Most people don't realize that running properly reduces injuries. When running, think smooth, think light, and think efficient. Because of those three things, your body shouldn't have any jarring impacts that would lead to you injuring yourself. When you run properly, the force you're exerting helps you go forward and should you run on a technical trail (rocky and dangerous terrain), you would be able to catch yourself and what would normally end up as a sprain wouldn't be anything at all.
Run at Your OWN Pace, Your OWN Distance
Running at a pace that is far beyond what you could do and a distance you can't do is one sure way of getting injured. Remember the 10% rule. You can only increase your weekly mileage by 10% so that your body can be accustomed to it. I would also suggest that you have a slow-down week about once a month to allow enough rest for your legs.
Of course, when you run, your eyes ought to be open, but for real, keep your eyes on what's in front of you, a nail sticking up from the ground, a loose rock, a tree root. Anything can cause you to trip up can end up injuring you, so the more things you eliminate, the less you'll have to worry about.
During your run, your body can sometimes tell you that it's tired... when it does, you can continue on. However, if your body is telling you that it's gone too much, you can change your long run into a shorter run because you're doing what's best for your body.
Run at Different Speeds
Acclimating yourself to different speeds makes your body have to adapt and therefore become stronger. The stronger the body is, the more it can handle. Running at different speeds allows you to work on both speed and endurance.
Outside of Running
Stretches and Warm-ups
Keep yourself limber because tight muscles are more likely to tear. I'm not too much of a fan of stretching, but one important part of stretching before you go run is warming up. When you do warm-ups, it allows your muscles to loosen up, which means that you'll be less likely to tear it.
Posture isn't all about what you do while you're running. It has to do with what you're doing outside of running. Keep your posture and you won't hurt yourself.
Listen to your body, and take a break if you need it. There's such thing as over-training, and when you do that, you force your body beyond what it can handle... leading to injury. Stop when your body says to.
Running works on certain muscles while cross training helps the other muscle groups get stronger and also helps with the overall balance of the body, allowing the same muscles to get different kinds of workouts. Helping the overall fitness of the body prevents injuries.
Rest and Food
Without resting, your body wouldn't be able to recover, so you need the rest... and you also need the proper nutrients.
Before you get to the point where your muscles and ligaments hurt, you can feel it coming. At that point, make sure to wrap it nice and snug to insure that it won't go get to the point where it's injured.
Put the Right Stuff On

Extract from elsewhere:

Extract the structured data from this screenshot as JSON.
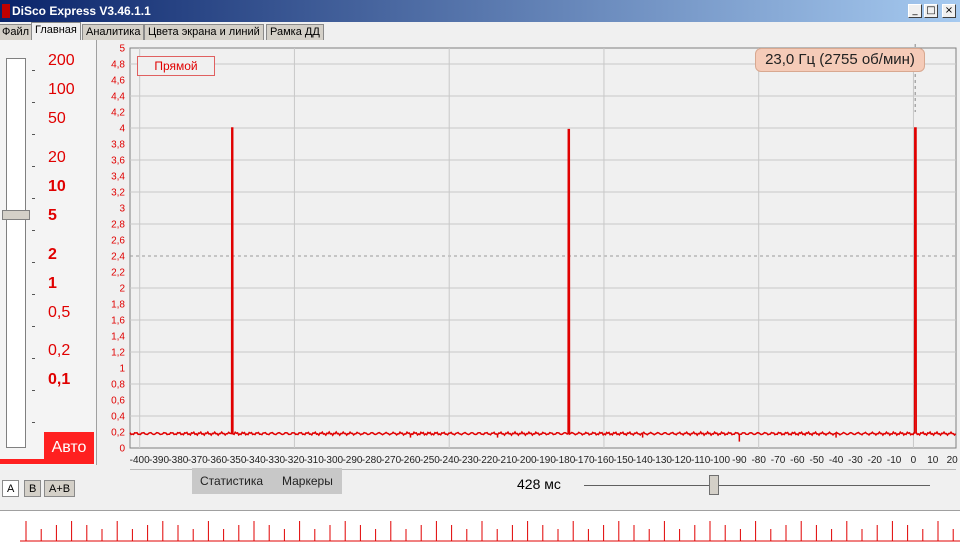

Blistering and chafing occurs when there's friction between you and something else (or yourself). In order to prevent that on the run, tighten your shoes, put lubricants on to lessen the amount of friction, and wear material that doesn't rub against the skin.